» PROVIDED DATA
--- START ---

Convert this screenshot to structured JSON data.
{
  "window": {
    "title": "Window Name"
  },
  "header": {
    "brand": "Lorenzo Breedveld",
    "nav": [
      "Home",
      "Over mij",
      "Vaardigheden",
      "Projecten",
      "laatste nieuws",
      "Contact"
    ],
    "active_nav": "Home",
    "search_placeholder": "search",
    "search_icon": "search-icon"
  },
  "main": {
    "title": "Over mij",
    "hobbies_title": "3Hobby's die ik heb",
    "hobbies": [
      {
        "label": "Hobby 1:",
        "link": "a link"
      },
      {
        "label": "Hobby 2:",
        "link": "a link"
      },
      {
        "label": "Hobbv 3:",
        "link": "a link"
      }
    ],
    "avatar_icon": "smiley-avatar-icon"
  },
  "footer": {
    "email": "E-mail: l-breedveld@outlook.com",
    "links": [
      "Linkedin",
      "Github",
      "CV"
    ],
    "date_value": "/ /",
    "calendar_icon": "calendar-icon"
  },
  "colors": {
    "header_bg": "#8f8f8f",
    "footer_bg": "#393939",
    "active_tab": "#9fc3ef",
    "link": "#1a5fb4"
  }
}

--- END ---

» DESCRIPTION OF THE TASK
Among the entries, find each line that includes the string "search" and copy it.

» EXPECTED OUTPUT
    "search_placeholder": "search",
    "search_icon": "search-icon"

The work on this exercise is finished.